A few months ago, the internet was abuzz with the news that the British-made designer designer Giorgio Armani had decided to launch a brand called Giori.

The name is an homage to Armanis most famous work, the Art Deco design that was created between 1887 and 1931.

The designer is best known for his work in the “Vintage Collection,” which featured items like a jacket made of the wool of the French army, which was the same wool that was used to make Armanic’s famous trench coat, and the trousers of Jean Paul Gaultier, a French designer who became famous in the 1940s for his striped shirts.

Today, many of the pieces in the collection are in high demand, and Giorio has a reputation for producing the best-fitting, most affordable, and most stylish clothing available.

But what about the tees?

Is the work of a truly great designer really worth paying top dollar for?

Well, not so much. 

What you need to know about the designer Gio Armanini, designer Gario di Mezzogiorno, and their iconic trench coats.

When the name Giorgia Armanisi came into being, it was a brand that had a lot of promise.

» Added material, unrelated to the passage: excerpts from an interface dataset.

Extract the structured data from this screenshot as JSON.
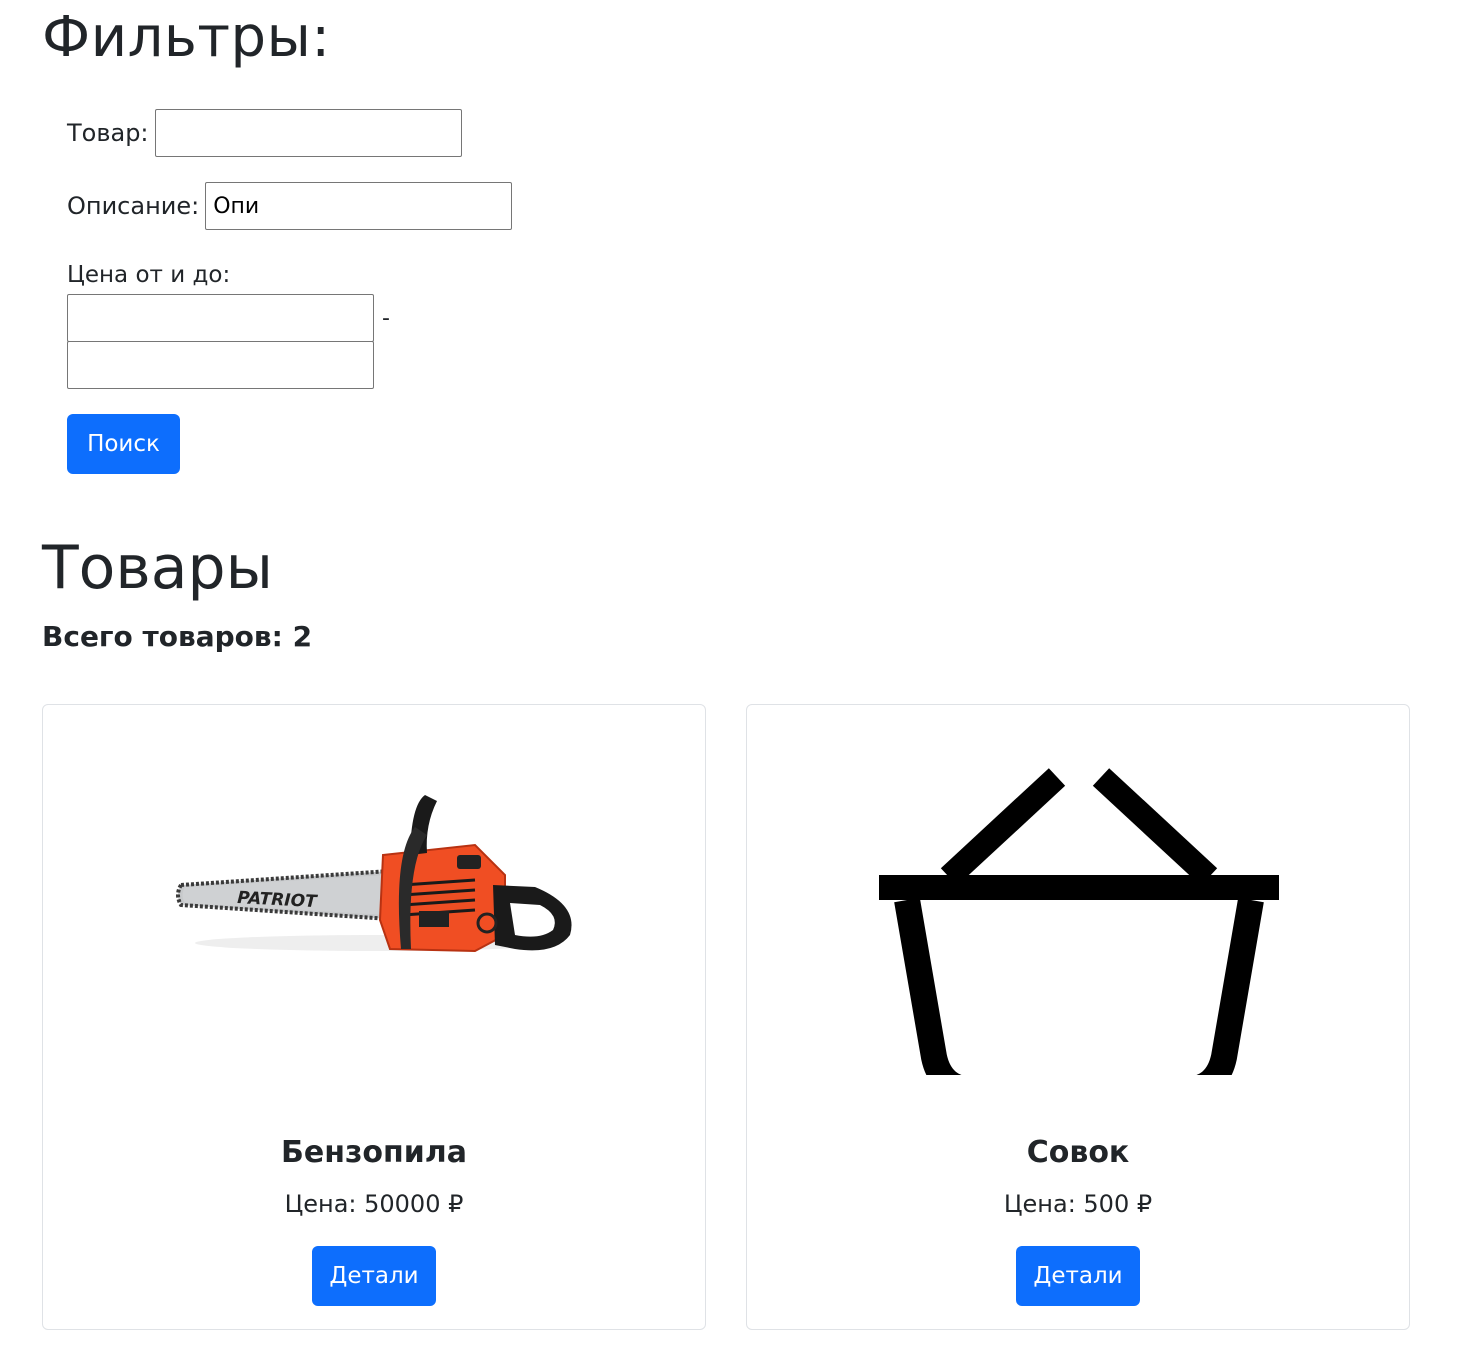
{
  "filters": {
    "title": "Фильтры:",
    "product_label": "Товар:",
    "product_value": "",
    "description_label": "Описание:",
    "description_value": "Опи",
    "price_label": "Цена от и до:",
    "price_from_value": "",
    "price_separator": "-",
    "price_to_value": "",
    "search_button": "Поиск"
  },
  "products": {
    "title": "Товары",
    "total": "Всего товаров: 2",
    "items": [
      {
        "name": "Бензопила",
        "price": "Цена: 50000 ₽",
        "details_button": "Детали",
        "image": "chainsaw-image",
        "image_brand_text": "PATRIOT"
      },
      {
        "name": "Совок",
        "price": "Цена: 500 ₽",
        "details_button": "Детали",
        "image": "basket-icon"
      }
    ]
  },
  "colors": {
    "primary": "#0d6efd",
    "chainsaw_body": "#f04e23",
    "text": "#212529"
  }
}
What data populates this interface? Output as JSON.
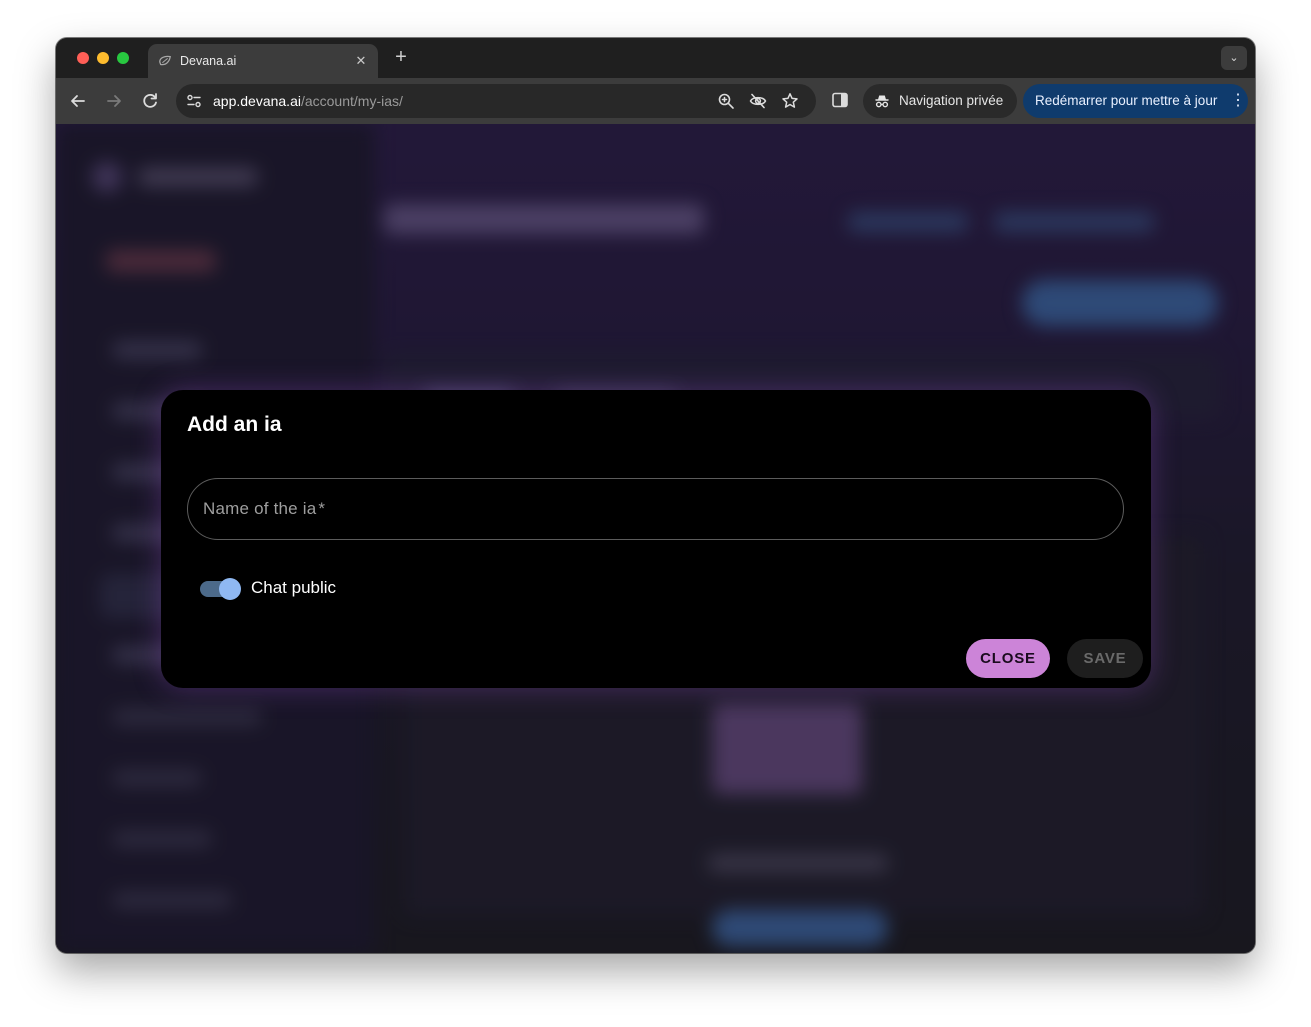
{
  "browser": {
    "tab": {
      "title": "Devana.ai",
      "close_glyph": "✕"
    },
    "new_tab_glyph": "+",
    "tab_search_glyph": "⌄",
    "address": {
      "host": "app.devana.ai",
      "path": "/account/my-ias/"
    },
    "incognito_label": "Navigation privée",
    "update_label": "Redémarrer pour mettre à jour",
    "update_menu_glyph": "⋮",
    "icons": [
      "back-icon",
      "forward-icon",
      "reload-icon",
      "site-settings-icon",
      "zoom-icon",
      "eye-off-icon",
      "star-icon",
      "side-panel-icon",
      "incognito-icon"
    ]
  },
  "dialog": {
    "title": "Add an ia",
    "name_field": {
      "label": "Name of the ia",
      "required_mark": "*",
      "value": ""
    },
    "toggle": {
      "label": "Chat public",
      "checked": true
    },
    "buttons": {
      "close": "CLOSE",
      "save": "SAVE"
    }
  },
  "colors": {
    "accent_close": "#cc84d8",
    "toggle_thumb": "#8fb8f2",
    "update_pill": "#0f3b6d"
  }
}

It was created by a young Italian designer named Giorgiano Armanati.

His first piece, a trench coat made of wool and cotton, was released in 1983 and sold out in five months.

The coat had a hood that was folded in half, and a fabric belt with pockets.

The next coat was the one with the hood and belt. 

The second was a trenchcoat that featured the same hood, and had pockets. 

Finally, in 1995, the designer released the “Dirty Shirt.”

The garment was inspired by the fashion of a French military officer who was killed during the Vietnam War.

It had a jacket that had buttons that would slide down to reveal the wearer’s private parts. 

When Armanici decided to create a line of designer clothing, he decided to make a trench-coat based on the military officer’s designs.

In addition to the designs that were featured in the trench coats, he also made a trench jacket for a woman who he thought would look beautiful with a plain shirt.

It wasn’t until 2005 that the designer’s work was showcased at the Paris Fashion Week.

It sold out, and it was only when Armanidi returned to the designer to give the new coat a second chance at life that it finally made it to market.

The trench coat’s design and the clothes it was made of were inspired by military officers and generals.

The clothing was made from cotton and wool, and was designed to make the wearer feel as if they were in a trench.

The fabric was made up of cotton, cotton twill, cotton canvas, and silk thread.

The jacket was made out of wool, cotton, and leather.

The jacket’s fabric and hood were made of a material called “tactical” fabric.

It wasn’t meant to be worn in the field, and could only be worn to protect the wearer against snipers or grenade attacks. 

It was designed for the soldier who wore the trench coat in the hopes of keeping his eyes closed and concentrating on the battlefield.

It looked great with a shirt or a sweater, but also worked well as a jacket. 

To make the garment, Armanelli worked with a tailor to make it the most versatile and stylish garment he could.

It also had an adjustable hood, which allowed it to be layered to fit a variety of body shapes and sizes.

While it was not an exact replica of a military officer trench coat that Armanetti designed, it gave the wearer a great deal of protection against snipers and grenade attacks, making it a perfect choice for any soldier.

Armanici also decided to design the trench jacket with a double-breasted pattern to ensure that it could be worn with any type of shirt.

The pattern on the jacket was so distinctive that it was eventually adopted by many designers to make designs that could be used with anything.

The trench jacket was the first piece Armanico designed to feature a hood, but it wasn’t the only one that featured a double chest. 

A few years later, Armans work on the designer collection was featured on the BBC documentary The Art of the Gap, where he discussed his work on clothing.

He told the interviewer, “I was a very young guy when I first started designing clothes, I remember working on the first jacket, and I remember thinking, ‘I am so happy to be here, I am so proud of this work, and this jacket is perfect.’

And I was like, ‘Wow, I must have done something wrong.

This jacket was not going to work for me.'” 

The jacket had an incredible level of versatility.

It could be made from anything from cotton tw